### WHAT NEEDS TO BE DONE
Retype the data below exactly; skip every image.

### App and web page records
┏━━

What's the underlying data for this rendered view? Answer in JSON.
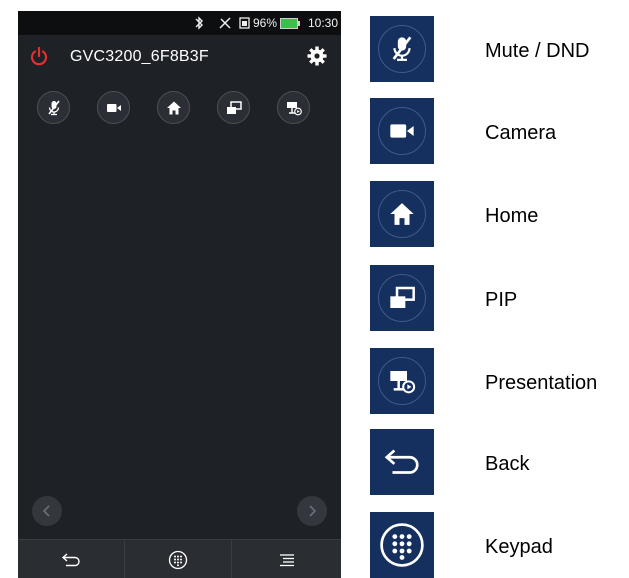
{
  "status_bar": {
    "battery_percent": "96%",
    "time": "10:30"
  },
  "header": {
    "device_name": "GVC3200_6F8B3F"
  },
  "toolbar_icons": [
    "mute-dnd-icon",
    "camera-icon",
    "home-icon",
    "pip-icon",
    "presentation-icon"
  ],
  "bottom_bar_icons": [
    "back-icon",
    "keypad-icon",
    "menu-icon"
  ],
  "legend": {
    "mute": "Mute / DND",
    "camera": "Camera",
    "home": "Home",
    "pip": "PIP",
    "presentation": "Presentation",
    "back": "Back",
    "keypad": "Keypad"
  },
  "colors": {
    "power_red": "#e0312f",
    "legend_tile": "#15305e",
    "phone_bg": "#1e2126"
  }
}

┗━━

### EXERCISE SOLUTION
What's the underlying data for this rendered view? Answer in JSON.
{
  "status_bar": {
    "battery_percent": "96%",
    "time": "10:30"
  },
  "header": {
    "device_name": "GVC3200_6F8B3F"
  },
  "toolbar_icons": [
    "mute-dnd-icon",
    "camera-icon",
    "home-icon",
    "pip-icon",
    "presentation-icon"
  ],
  "bottom_bar_icons": [
    "back-icon",
    "keypad-icon",
    "menu-icon"
  ],
  "legend": {
    "mute": "Mute / DND",
    "camera": "Camera",
    "home": "Home",
    "pip": "PIP",
    "presentation": "Presentation",
    "back": "Back",
    "keypad": "Keypad"
  },
  "colors": {
    "power_red": "#e0312f",
    "legend_tile": "#15305e",
    "phone_bg": "#1e2126"
  }
}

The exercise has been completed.